Interface dataset entries:
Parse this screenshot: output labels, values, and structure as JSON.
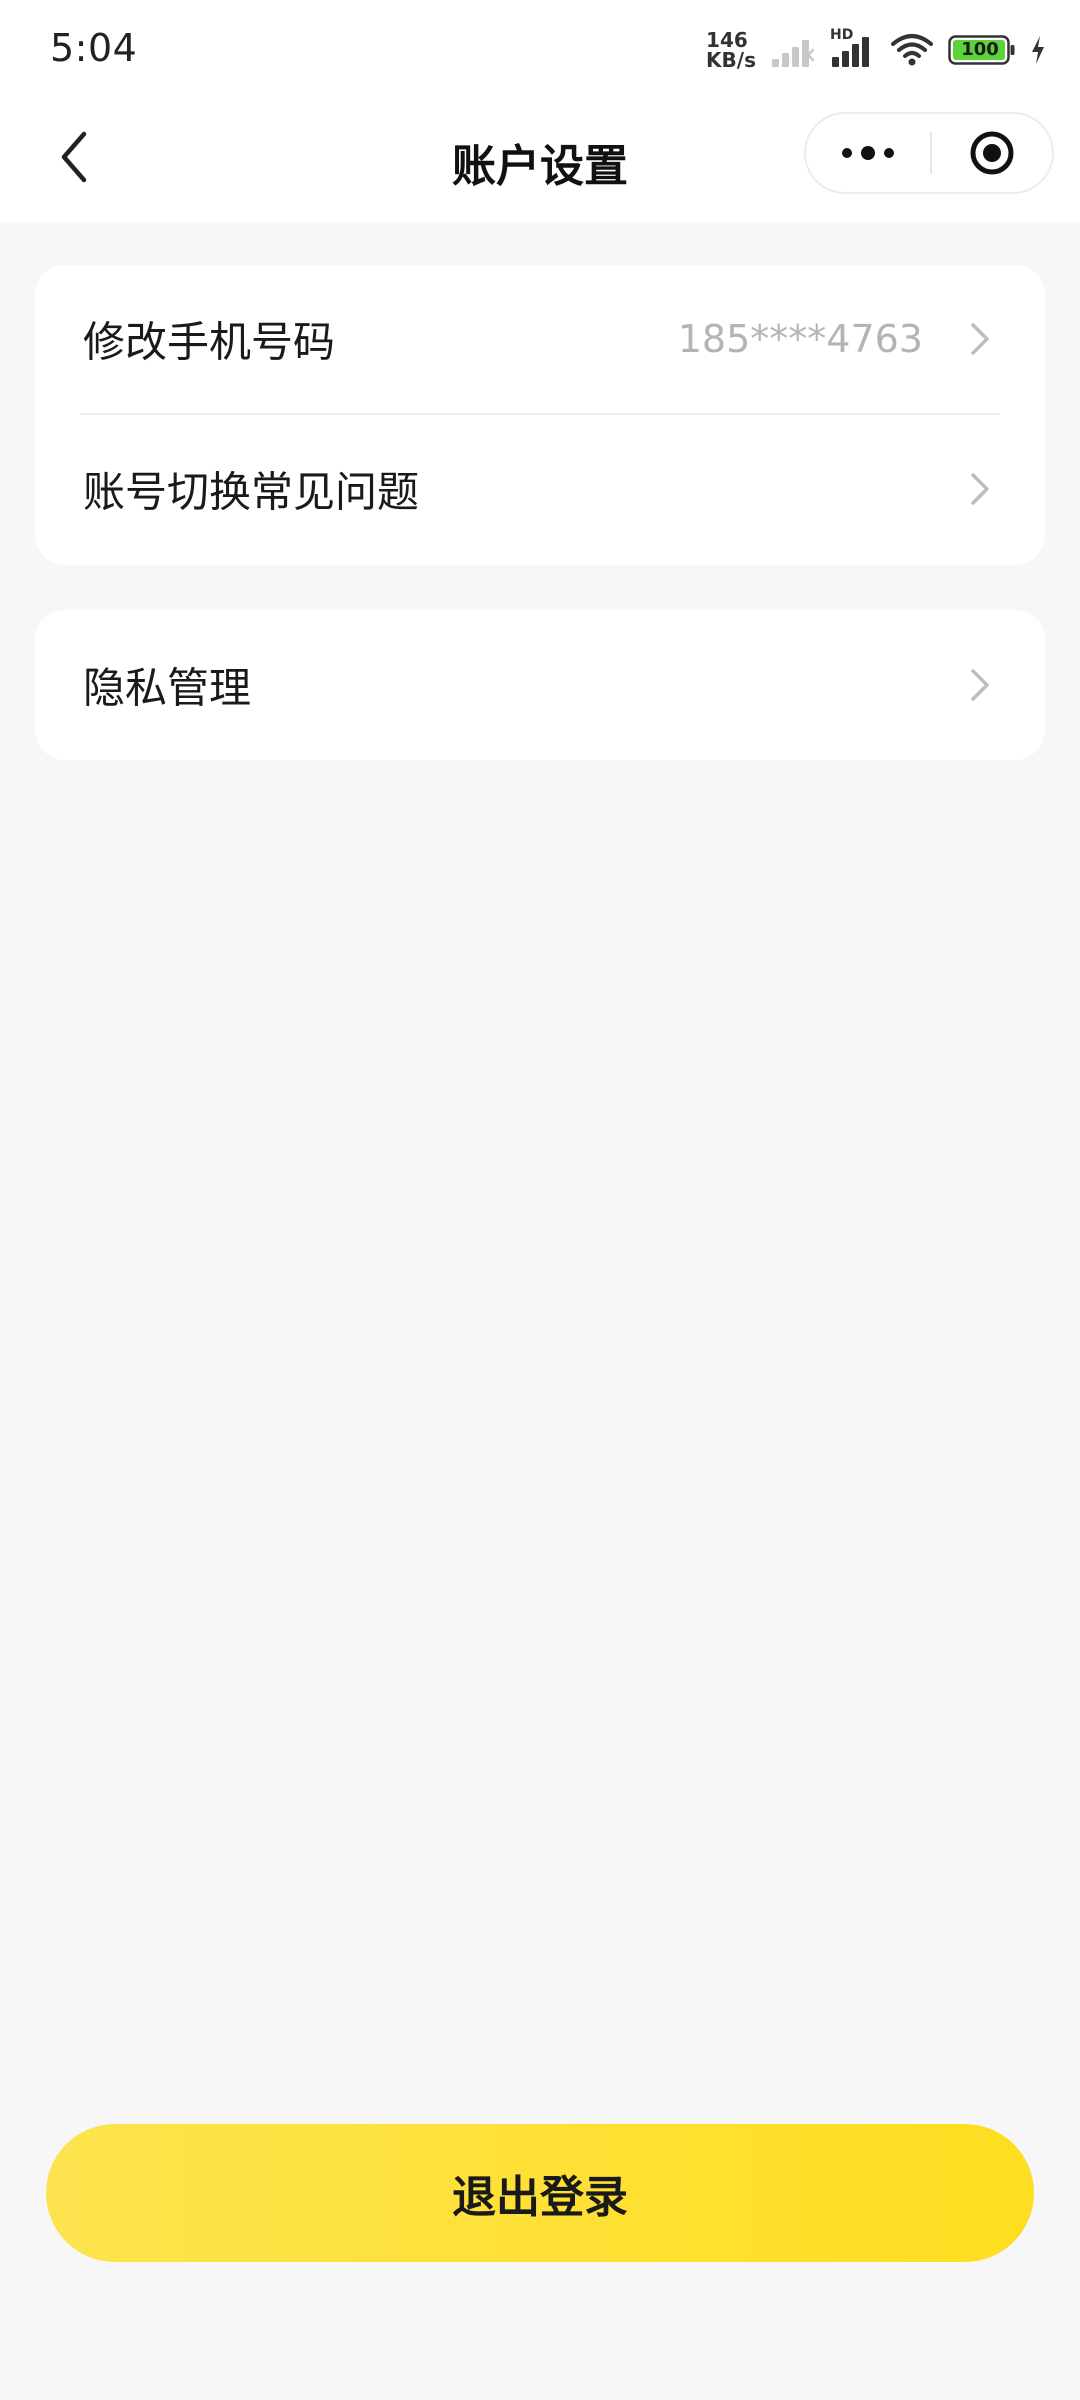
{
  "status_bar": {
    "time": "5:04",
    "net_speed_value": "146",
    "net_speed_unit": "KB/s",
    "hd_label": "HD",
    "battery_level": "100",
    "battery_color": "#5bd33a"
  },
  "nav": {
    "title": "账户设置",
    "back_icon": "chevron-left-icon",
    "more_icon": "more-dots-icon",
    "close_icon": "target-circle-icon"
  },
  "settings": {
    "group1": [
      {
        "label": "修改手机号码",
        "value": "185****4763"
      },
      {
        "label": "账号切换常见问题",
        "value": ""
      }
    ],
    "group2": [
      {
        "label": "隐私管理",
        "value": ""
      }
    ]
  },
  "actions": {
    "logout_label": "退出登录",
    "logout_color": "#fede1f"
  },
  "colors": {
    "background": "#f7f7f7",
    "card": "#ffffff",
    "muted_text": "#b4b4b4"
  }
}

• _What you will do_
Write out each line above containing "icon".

• _Task result_
    "back_icon": "chevron-left-icon",
    "more_icon": "more-dots-icon",
    "close_icon": "target-circle-icon"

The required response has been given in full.